According to consequentialism, the consequences of the action are the main factors that define its’ value and morality. Within the framework of utilitarianism, the form of consequentialism, people should pursue those actions that will produce the greatest good and the least harm to the greatest number of people, estimating the costs and benefits for society. Therefore, according to this theory, doctors should not only think about the infant and the parents, but also about how this decision will affect society and all the parties involved. They will have to think about the overall social harm and benefit: whether saving infants will create a problem for the healthcare system or for other patients, which will not get the same level of treatment anymore (Van Ravenswaay and Jurna). Although utilitarianism aims at achieving the greatest good, sometimes it does so by diminishing personal tragedies of particular people, in this case parents, infants, and doctors.
Another form of consequentialism, ethical egoism, claims that people should act in accordance with their self-interests. Only consequences that are beneficial to the doer should be taken into account in decision-making. It does not mean that agents should harm others, but they are not obliged to do them good either; they also should differentiate between short-term pleasures and long-term benefits (Thiroux and Krasemann 36-41). From this point of view, doctors and parents should do what they want without even considering social implications or the future destiny of the infant.
Virtue or Aristotelian ethics puts virtue and the human character in the center of every moral dilemma. The ultimate goal of every individual is to live a full happy life. All human values and activities are entwined. Therefore, people should think of what kind of behavior virtues require in this particular situation and how their actions will affect the virtues of people involved. For instance, doctors who allow the child to die may become less compassionate or more disheartened. On the other hand, doctors and parents should think about opportunities that this child can have in the future. According to the virtue ethics approach, if patient’s possibilities are so reduced that they cannot lead a full life, people will not consider them humans, but still have to take care of them. Aristotle admitted that there are no absolute categories or universal rules, and every situation is complex and unique (Van Ravenswaay and Jurna). People should do their best to achieve the most reasonable decision, taking into account all peculiarities and contradictions. In medicine, it means that doctors should do their best in treating each patient on an individual basis.

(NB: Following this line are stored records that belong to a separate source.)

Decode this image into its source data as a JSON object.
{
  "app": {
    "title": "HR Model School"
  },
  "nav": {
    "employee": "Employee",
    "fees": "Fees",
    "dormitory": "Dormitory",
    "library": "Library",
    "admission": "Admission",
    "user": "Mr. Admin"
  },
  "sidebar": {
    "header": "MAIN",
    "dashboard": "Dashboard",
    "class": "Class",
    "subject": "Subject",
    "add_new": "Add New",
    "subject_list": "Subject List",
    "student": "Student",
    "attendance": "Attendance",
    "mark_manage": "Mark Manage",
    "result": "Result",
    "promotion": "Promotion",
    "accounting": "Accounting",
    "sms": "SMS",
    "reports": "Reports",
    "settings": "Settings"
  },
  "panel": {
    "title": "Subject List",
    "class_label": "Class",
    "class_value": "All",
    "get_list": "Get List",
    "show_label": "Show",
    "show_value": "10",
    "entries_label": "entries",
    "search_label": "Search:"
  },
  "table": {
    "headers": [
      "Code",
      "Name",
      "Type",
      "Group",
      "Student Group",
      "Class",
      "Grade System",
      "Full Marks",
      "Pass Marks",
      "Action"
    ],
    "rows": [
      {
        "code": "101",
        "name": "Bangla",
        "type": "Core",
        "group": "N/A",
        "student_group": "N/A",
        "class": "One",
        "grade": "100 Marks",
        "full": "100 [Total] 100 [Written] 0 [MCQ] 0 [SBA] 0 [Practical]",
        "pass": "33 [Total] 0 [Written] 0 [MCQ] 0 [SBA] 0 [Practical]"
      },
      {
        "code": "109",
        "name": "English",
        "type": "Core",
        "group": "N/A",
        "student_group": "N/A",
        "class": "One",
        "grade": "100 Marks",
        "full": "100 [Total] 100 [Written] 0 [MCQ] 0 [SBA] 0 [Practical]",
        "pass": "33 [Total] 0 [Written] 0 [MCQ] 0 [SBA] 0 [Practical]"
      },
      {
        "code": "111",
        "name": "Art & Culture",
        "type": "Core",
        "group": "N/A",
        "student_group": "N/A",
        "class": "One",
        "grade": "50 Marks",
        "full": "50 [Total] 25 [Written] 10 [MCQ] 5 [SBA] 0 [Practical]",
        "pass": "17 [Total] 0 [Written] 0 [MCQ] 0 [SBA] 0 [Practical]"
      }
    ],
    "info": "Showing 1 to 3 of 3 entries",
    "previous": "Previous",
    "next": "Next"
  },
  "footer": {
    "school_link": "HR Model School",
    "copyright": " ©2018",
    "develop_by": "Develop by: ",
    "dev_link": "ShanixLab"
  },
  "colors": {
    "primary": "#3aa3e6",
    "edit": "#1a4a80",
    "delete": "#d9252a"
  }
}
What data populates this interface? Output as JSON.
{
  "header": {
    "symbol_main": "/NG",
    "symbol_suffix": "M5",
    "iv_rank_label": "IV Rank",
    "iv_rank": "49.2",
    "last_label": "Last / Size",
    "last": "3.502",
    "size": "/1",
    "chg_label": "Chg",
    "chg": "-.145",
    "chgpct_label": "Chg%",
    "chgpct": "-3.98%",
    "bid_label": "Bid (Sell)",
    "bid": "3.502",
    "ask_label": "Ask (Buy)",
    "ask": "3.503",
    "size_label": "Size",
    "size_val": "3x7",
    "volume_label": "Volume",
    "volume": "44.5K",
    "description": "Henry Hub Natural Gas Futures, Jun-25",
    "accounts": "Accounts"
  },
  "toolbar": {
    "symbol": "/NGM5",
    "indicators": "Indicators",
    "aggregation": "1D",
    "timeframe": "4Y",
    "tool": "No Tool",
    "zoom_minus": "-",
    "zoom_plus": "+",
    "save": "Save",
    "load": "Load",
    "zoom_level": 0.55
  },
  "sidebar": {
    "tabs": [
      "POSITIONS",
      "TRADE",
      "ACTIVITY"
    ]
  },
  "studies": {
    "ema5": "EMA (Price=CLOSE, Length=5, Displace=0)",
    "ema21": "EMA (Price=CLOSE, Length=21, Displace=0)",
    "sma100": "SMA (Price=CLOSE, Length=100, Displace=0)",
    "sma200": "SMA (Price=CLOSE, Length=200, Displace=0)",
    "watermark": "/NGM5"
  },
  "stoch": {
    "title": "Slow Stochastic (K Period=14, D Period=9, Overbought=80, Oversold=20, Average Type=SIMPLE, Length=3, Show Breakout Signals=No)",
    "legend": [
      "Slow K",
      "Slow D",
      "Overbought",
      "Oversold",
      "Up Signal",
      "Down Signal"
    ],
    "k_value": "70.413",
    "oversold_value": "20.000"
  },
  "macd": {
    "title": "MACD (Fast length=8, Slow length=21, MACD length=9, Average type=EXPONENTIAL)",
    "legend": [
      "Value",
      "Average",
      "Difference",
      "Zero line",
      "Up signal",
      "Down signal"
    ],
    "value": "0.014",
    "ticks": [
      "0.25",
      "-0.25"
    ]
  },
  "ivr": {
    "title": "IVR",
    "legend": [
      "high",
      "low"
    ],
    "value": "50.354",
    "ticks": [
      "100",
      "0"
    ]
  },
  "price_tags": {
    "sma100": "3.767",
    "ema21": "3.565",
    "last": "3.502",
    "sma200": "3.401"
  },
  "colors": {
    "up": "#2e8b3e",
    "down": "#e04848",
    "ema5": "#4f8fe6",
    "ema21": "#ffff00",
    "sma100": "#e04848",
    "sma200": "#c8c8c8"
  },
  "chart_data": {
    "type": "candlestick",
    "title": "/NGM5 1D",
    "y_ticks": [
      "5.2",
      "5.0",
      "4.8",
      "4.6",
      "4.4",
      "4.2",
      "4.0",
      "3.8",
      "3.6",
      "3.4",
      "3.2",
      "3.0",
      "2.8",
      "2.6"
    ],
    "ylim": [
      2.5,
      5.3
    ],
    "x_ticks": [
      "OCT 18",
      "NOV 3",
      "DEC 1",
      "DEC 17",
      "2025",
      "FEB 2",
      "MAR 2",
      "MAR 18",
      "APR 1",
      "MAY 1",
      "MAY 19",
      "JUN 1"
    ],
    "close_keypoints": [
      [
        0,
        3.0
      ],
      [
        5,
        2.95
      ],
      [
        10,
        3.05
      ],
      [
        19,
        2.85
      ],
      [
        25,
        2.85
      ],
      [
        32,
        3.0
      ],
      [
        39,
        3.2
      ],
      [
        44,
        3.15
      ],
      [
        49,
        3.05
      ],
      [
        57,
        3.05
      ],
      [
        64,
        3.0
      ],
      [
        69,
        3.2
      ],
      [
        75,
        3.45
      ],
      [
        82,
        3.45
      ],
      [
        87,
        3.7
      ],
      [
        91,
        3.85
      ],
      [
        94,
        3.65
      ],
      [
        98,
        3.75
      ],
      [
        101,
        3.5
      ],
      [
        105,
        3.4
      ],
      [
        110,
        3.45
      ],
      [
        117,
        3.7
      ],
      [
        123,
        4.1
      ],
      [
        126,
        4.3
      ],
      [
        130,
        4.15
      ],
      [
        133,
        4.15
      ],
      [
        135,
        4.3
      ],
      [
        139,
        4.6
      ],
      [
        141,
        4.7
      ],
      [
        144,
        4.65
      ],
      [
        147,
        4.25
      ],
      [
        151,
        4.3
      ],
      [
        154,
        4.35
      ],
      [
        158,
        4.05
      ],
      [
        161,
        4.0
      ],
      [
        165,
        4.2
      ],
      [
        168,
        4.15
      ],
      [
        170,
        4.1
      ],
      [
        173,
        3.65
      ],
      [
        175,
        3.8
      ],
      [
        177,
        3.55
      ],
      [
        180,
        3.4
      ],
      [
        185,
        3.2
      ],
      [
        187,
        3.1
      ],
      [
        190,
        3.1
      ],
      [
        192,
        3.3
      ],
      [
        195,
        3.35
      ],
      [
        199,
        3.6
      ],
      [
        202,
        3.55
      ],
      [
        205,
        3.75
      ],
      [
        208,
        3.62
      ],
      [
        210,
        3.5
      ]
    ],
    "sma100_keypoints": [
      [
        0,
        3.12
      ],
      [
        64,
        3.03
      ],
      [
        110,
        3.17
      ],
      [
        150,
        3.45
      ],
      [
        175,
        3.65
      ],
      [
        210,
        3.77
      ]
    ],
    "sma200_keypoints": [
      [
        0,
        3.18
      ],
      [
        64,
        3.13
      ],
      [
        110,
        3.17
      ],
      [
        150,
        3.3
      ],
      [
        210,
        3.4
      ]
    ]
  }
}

All these theories suggest important issues for consideration, but they do not offer a definite solution. There is simply none in such complex and dramatic situations. All people involved should engage in an honest discussion to reach the most reasonable and acceptable decision, with which they can live and embrace consequences of their actions. It is impossible to do everything right, but it is possible to choose the position and act according to it knowing that the one did everything he or she could.